These examples bring together everyday situations in which people may find themselves and demonstrate how to communicate and set limits in a respectful and effective way.
Respecting the Limits of Others
Just as we want our limits to be respected, it’s crucial to respect those of others. If someone says ‘no’, respect that. It’s as simple as that.
- If a coworker refuses an invitation to go out after work, don’t insist.
- If a friend shares that they don’t want to discuss a specific topic, such as a recent break-up, respect that request and change the subject.
- If a family member asks for space and time without communication, honor that request and give them the space they asked for.
Table: Respecting the Limits of Others
|Colleague refuses dinner invitation
|Insist several times until he agrees
|Accept the ‘no’ and say, “That’s okay, next time!”
|Friend doesn’t want to talk about your break-up
|Continue to ask for details, even after he asks you to change the subject
|Respect the request and propose a new topic of conversation
|Family member asks for time without communication
|Keep calling and texting
|Respect the request and wait for it to come back when it’s ready
Redefining Limits Over Time
Limits are not fixed. They can and should change according to life’s circumstances. It’s healthy to reassess and adjust as necessary.
- After a Change of Job: Your new job requires more of your time during the week. Before, you helped a friend with chores every Wednesday, but now you need to reset that limit and adjust it to Saturdays.
- After a Significant Life Event: After the birth of a child, you realize that you need to set clearer limits on family time, redefining visits from friends and family to adapt to the new routine.
- Changes in Health: If you have been diagnosed with a health condition that requires more rest, you may need to redefine your limits regarding the time you spend socializing.
I hope these examples and the table clearly illustrate the practical and respectful actions we can take in different situations, highlighting the importance of respecting the boundaries of others and the flexibility needed to redefine our own boundaries as our life circumstances change.
Dealing with Guilt when Setting Limits
Setting limits can initially make us feel selfish or guilty. That’s normal, but it’s not a reality. Remember that taking care of yourself is fundamental to being able to take care of others effectively.
It’s like the instruction on an airplane to put on your own oxygen mask before helping others. It’s not selfishness; it’s logic and care.
Reviewing and adjusting your limits
Life changes and our limits must also be flexible.
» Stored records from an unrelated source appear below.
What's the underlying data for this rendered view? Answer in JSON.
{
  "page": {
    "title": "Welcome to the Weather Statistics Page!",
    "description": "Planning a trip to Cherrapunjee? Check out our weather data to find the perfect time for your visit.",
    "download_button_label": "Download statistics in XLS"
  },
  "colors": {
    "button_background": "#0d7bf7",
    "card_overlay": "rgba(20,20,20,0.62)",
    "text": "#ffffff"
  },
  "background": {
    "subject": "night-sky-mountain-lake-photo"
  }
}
Has there been a big change in your life? A new job, a new relationship? Maybe it’s time to re-evaluate your limits.
It’s healthy to regularly review what’s working and what needs adjusting. It’s not a sign of failure, but of self-awareness and growth.
The Freedom to Live with Healthy Limits
Living with clear and healthy limits is not about restricting yourself, but about freeing yourself. It’s the freedom to say ‘yes’ without resentment and ‘no’ without guilt. Throughout this article, we’ve explored the challenges and strategies for setting and maintaining boundaries, and we hope that these tips will help you cultivate a more balanced and happier life.
Remember: you are worthy of respect and care, and setting clear boundaries is one of the most powerful ways to show this to yourself and the world around you.